Trump, like most presidents, takes credit for American workers' effort

Trump, like most presidents, takes credit for American workers' effort
© Getty Images

In a time-honored American presidential tradition, President TrumpDonald TrumpCuban embassy in Paris attacked by gasoline bombs Trump Jr. inches past DeSantis as most popular GOP figure in new poll: Axios Trump endorses Ken Paxton over George P. Bush in Texas attorney general race MORE effectively took credit for the successes created by America’s workers during last week’s State of the Union address. Citing statistics that coincide with his administration’s term in office, he made the same suggestion that politicians and their ardent supporters can usually be expected to make: That correlation implies causation.

Such claims should always be scrutinized, regardless of the politician’s party affiliation. As I’ve written before, when things are good, politicians always take credit, and when things are bad, they try to blame their predecessor.

The economy was already on its current upward track well before Trump entered office. For example, President Trump claimed that manufacturing was making a turnaround in the United States, but the truth is that he was late to that party. Total manufacturing employment has actually been steadily rising since early 2010.


Furthermore, Trump’s statement that America lost 60,000 factories under the previous two administrations and has gained 12,000 under his administration is an artful abuse of statistics. Those numbers refer to Bureau of Labor Statistics data on “manufacturing establishments,” not factories, and more than 80 percent have fewer than five workers. He also conveniently forgot to mention that the same statistic increased by 10,000 during President Obama’s last term.

It’s impossible to deny that the economy is going gangbusters — the addition of 225,000 payroll jobs last month is good evidence of that. I regularly report that the comprehensive jobless rate (a more holistic unemployment rate than the standard headline statistic) continues to set new record lows. But while presidents have massive political and economic power, they can’t make the economy turn on a dime.

The effect of new policies is generally seen in the long run, not next week. And in the rare circumstances when politicians force the economy to change quickly, the result is usually painful for those involved.

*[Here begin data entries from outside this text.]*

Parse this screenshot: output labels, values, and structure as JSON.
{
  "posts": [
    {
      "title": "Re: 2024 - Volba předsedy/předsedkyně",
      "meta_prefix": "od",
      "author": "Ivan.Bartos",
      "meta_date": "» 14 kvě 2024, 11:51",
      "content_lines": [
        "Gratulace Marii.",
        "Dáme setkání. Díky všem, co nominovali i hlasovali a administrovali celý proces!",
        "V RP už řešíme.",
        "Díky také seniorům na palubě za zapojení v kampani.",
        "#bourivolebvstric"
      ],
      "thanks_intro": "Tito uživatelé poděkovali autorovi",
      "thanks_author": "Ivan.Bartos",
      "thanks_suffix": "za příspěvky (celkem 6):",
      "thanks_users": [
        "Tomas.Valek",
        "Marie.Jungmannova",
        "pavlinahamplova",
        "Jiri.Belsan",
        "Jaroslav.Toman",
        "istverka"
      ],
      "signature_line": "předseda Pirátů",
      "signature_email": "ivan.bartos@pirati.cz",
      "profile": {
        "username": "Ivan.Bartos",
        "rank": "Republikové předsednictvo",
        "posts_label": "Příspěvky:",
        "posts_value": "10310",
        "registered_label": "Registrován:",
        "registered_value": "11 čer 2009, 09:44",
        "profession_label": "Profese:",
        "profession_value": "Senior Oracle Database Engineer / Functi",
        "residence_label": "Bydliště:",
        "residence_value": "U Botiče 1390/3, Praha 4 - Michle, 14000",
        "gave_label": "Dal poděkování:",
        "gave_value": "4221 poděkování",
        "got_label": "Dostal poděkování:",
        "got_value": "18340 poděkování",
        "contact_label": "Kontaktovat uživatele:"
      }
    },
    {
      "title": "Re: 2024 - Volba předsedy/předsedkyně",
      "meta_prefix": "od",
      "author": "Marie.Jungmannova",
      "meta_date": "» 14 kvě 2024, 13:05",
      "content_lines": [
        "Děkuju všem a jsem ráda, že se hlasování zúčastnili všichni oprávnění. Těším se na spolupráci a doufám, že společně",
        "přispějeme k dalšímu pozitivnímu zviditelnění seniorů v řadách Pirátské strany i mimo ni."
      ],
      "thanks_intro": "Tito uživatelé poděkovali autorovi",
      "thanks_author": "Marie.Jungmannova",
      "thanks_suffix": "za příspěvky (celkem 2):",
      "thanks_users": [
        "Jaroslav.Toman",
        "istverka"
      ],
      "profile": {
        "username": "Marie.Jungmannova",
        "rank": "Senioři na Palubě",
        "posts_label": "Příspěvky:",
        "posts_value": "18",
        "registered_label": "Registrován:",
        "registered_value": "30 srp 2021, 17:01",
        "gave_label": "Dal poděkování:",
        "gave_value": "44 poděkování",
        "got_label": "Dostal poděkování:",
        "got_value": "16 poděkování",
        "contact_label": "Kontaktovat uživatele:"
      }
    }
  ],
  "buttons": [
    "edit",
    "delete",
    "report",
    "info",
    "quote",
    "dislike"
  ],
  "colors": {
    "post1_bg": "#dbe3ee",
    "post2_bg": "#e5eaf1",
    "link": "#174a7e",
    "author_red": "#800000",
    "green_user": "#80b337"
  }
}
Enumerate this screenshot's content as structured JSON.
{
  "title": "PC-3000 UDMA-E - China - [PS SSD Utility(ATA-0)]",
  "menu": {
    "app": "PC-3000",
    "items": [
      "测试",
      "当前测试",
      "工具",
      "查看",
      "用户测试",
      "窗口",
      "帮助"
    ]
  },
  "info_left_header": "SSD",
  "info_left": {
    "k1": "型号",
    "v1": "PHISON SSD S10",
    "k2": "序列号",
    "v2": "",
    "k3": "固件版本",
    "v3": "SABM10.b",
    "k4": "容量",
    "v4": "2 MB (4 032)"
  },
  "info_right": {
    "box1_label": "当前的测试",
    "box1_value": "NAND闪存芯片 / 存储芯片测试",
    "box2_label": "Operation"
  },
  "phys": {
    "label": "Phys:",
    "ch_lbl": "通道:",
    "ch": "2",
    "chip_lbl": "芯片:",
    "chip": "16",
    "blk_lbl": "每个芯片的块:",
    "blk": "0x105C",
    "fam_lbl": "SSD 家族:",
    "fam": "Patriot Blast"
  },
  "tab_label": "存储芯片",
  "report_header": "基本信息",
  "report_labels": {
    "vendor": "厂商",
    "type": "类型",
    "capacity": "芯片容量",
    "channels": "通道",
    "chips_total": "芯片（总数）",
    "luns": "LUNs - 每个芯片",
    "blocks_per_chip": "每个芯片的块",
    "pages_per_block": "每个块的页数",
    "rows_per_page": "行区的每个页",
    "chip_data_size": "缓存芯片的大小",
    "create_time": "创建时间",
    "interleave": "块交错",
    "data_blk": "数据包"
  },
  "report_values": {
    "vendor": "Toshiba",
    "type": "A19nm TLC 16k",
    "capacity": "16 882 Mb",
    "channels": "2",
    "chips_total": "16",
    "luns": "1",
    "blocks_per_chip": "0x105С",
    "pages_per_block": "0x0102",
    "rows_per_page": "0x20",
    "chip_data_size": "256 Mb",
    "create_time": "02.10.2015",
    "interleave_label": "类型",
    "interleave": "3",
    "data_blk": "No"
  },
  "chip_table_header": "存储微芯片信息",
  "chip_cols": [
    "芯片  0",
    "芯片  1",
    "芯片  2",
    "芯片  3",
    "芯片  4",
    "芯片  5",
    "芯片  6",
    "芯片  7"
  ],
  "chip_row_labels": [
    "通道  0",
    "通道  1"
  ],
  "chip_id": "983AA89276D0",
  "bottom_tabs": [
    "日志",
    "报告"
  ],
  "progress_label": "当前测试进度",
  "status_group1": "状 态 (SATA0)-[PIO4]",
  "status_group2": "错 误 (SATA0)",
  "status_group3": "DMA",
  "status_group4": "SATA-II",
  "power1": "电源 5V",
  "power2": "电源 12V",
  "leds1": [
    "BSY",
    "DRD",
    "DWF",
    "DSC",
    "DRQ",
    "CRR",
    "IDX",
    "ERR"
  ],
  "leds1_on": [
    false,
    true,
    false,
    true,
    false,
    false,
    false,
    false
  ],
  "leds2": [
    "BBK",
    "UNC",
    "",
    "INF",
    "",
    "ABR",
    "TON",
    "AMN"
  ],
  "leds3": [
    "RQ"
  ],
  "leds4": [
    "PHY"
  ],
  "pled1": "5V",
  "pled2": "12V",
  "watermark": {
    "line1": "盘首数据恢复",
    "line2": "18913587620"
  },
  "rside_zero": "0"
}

Take California, where Assembly Bill 5’s reclassification of independent contractors to employees negatively affected thousands of livelihoods almost overnight.

The economy is a difficult horse to tame. Politicians looking to maximize economic development should give it free reign and let it show its unencumbered strength. That is, their best option most of the time is to simply get out of the way and let entrepreneurs experiment to find new and better ways to serve customers. Too many politicians instead try to direct the economy’s course to their own desired outcomes. More often than not, this leads to unexpected and unhappy consequences. The horse is hobbled, rather than running fast and free. 

President Trump lauded one of those programs in his address — the “Opportunity Zones” created by the Tax Cuts and Jobs Act. Every president seems to have his own version of this program; President Clinton had “Empowerment Zones,” Reagan had “Enterprise Zones,” Obama had “Promise Zones” and George W. Bush had his own “Opportunity Zones.”


All are justified on the argument that some areas need special help in furthering their economic development. But as Tad DeHaven and I recently wrote in The Hill, Trump’s Opportunity Zones are already suffering the same fate met by so many other well-intentioned programs: The rich and influential are directing the funding to benefit their own projects.

If the president wants to create as many new economic development opportunities as possible, rather than just providing an avenue for government-favored projects, he should acknowledge that the program is being twisted to serve special interests rather than the general welfare. Recognizing that there are already four separate bills before Congress to amend the program would have been a good start. That would have allowed the president to magnanimously reach across the aisle to join forces with Rep. Rashida Tlaib (D-Mich.), who rightly recognizes that there’s something fundamentally wrong with a government program dedicated to handing out privileges to the well-connected.

The president concluded his address by saying that the sun is still rising on America’s economy. That seems to be true, but he deserves only some – not all, or even most – of the credit. And our economic future would be even brighter if he worked to end the institutionalized inequity in his economic development programs.

Michael Farren is a research fellow with the Mercatus Center at George Mason University.